SMALL BUSINESS RESOURCES
GST for Small Business
4 min read
Plenty of questions about GST will abound the mind of a new small business owner, whether they be about thresholds, BAS lodgement, GST free sales, ATO requirements, input tax credits, accounting, and tax invoices.
But how does GST actually work for small business?
In a nutshell, the goods and services tax (GST) is a tax of 10% on most goods and services in Australia. Generally, registered businesses include GST in their sales (and tax invoices) to customers and can claim back GST on items purchased through their BAS statements.
Let’s have a look at an example of GST for small business:
As you can see, it’s ultimately the consumer who pays all the GST due. The lumber company, toy manufacturer and retailer can all claim credits and any GST that they have to pay they on-charge up the chain.
Do small business have to pay GST?
As a small business, do you need to charge GST? Well that depends on your income. So, what is the GST threshold?
- Small businesses in Australia who turn over less than $75,000 per year don’t have to pay GST.
- If you’re a registered not-for-profit, you also don’t have to pay GST as long as your turnover is less than $150,000.
- If you run a taxi service or are an uber driver, for example, you must always pay GST, regardless of income.
However, you do have a choice when it comes to paying GST as a small business. You can choose to charge GST if you believe you’re about to exceed the threshold. To get ahead of the game (and the ATO), it’s a smart move to charge GST if you’re aiming for this result.
GST limit for small business
To reiterate, the magic GST threshold for small business in Australia is $75,000. Pay attention to current and expected turnover at all times to ensure you remain compliant with the ATO’s GST requirements.
GST exemption for small business
When are you exempt from GST as a small business in Australia? Apart from the GST threshold, there a few factors to consider.
As a small business, you don’t include GST in the price of items or services your business sells that are already GST-free. However, your small business can still claim credits for the GST included in the cost of items your business used to create those products.
For example, if you grow apples and sell them at a market, you don’t include GST in the price. However, you can still claim for GST credits on the business purchases you made in order to grow those apples (tools and fertiliser for example).
GST exemptions include, but are not limited to:
- most basic food
- some education courses, course materials
- some medical, childcare and health services
- some medicines
- some exports
- some religious services and charitable activities
GST benefits for small business
As brushed upon, there are small business benefits to registering for GST, even if you aren’t above the GST threshold.
For example, if you’re purchasing expensive business-related equipment. If you use a car primarily for business purposes, and wish to purchase one, you could do well registering for GST. This is especially true if your customers are primarily GST registered entities.
It means you can claim GST credits on your business-related car purchase and receive a decent GST refund on your BAS statement, despite earning less than $75,000 per year.

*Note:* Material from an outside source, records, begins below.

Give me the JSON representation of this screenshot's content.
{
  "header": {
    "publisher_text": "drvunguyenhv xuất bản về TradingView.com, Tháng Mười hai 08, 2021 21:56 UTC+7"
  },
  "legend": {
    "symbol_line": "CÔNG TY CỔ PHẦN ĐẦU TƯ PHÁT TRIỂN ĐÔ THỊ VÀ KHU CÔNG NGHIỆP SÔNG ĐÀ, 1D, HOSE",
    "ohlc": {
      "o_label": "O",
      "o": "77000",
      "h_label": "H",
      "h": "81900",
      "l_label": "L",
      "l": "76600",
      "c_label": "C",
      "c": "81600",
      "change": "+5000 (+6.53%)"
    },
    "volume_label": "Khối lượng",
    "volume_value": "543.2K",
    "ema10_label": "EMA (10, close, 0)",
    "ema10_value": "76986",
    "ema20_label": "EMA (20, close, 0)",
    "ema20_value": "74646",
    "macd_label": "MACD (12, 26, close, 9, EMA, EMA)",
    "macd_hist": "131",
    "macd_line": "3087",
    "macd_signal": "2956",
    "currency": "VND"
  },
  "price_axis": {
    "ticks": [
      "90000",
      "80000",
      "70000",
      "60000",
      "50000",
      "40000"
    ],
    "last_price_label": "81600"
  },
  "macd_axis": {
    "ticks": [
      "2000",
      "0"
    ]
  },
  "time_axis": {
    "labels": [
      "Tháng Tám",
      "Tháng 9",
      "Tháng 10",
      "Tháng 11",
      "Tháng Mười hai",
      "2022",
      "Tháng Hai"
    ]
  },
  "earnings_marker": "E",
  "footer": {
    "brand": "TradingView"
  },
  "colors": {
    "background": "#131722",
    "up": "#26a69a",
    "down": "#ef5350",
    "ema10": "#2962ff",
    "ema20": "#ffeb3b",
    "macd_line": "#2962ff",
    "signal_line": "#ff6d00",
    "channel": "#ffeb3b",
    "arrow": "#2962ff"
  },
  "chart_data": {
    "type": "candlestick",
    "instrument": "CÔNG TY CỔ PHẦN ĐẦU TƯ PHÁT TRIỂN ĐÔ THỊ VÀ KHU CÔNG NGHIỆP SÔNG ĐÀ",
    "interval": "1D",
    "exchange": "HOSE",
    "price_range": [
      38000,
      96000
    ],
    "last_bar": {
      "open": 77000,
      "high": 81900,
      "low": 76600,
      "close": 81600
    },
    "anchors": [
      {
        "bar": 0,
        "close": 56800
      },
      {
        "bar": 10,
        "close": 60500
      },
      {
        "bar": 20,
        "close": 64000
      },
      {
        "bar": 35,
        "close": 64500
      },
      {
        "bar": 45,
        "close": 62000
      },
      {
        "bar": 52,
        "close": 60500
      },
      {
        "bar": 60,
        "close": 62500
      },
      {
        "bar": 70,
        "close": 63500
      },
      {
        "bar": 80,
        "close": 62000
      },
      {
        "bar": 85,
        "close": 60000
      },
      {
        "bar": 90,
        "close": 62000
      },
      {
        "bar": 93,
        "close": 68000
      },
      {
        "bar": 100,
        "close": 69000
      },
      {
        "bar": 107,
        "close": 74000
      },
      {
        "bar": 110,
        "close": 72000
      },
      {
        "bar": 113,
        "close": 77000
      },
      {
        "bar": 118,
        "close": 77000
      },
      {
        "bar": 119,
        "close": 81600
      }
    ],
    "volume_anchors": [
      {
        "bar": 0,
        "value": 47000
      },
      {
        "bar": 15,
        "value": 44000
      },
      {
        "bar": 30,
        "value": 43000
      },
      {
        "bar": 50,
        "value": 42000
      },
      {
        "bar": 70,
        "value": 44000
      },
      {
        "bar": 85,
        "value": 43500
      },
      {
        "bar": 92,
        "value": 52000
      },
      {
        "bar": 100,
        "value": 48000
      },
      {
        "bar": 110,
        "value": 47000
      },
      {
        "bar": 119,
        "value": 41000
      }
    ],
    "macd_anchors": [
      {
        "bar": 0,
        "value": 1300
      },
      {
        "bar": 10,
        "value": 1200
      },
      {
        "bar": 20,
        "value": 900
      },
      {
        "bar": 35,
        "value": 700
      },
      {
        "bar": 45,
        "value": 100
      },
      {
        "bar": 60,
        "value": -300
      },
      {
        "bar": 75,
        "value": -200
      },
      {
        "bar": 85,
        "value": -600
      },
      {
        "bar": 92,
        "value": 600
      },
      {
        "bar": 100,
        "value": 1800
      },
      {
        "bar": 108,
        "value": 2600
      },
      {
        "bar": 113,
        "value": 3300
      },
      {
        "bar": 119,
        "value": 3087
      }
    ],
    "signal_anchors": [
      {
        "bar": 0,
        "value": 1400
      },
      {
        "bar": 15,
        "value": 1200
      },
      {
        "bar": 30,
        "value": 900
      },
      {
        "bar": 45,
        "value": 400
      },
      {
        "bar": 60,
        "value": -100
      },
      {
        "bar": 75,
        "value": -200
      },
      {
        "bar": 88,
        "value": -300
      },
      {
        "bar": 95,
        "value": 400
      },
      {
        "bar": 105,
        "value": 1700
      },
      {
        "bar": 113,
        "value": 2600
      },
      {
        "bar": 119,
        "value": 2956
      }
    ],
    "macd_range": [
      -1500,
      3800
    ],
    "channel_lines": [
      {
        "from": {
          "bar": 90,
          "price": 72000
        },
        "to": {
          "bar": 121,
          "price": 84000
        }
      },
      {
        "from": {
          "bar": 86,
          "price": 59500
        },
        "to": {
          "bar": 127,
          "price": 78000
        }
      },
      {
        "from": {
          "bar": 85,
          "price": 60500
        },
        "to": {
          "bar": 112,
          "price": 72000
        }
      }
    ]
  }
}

If you don’t register for GST, you cannot claim any GST credits. The benefit of registering is essentially a calculation based on your circumstances and the cost of your business related purchases.
There’s also the matter of business perception. If you want to look like a larger, more professional company then registering might help, otherwise you may give across the image that you’re a small or new business by not charging GST.
Of course, every business turning over $75,000 must register, so if your tax invoice doesn’t include GST, you’re sending your buyer a signal in terms of your business size and earnings.
Small business not registered for GST
If you’re earning less than the $75,000 GST threshold you don’t need to register for GST, even though you can voluntarily do so.
What’s the advantage of not being registered for GST?
If your business doesn’t incur many business-related expenses that you paid GST on, you may do well not registering for GST as you will not get any GST refunds or credits from the ATO.
There are other reasons not to register your Australian small business for GST, such as competitiveness. If your goods or services are low in cost and you operate in a competitive market, you’ll not need to add the 10% GST, meaning your prices are attractive and your customers pay less.
Free GST guide
There’s a lot to get your head around when you’re starting a new business, and GST is just one bit most fledgling business owners will need to get to grips with. If you’re looking for help, download our free guide to better understand GST.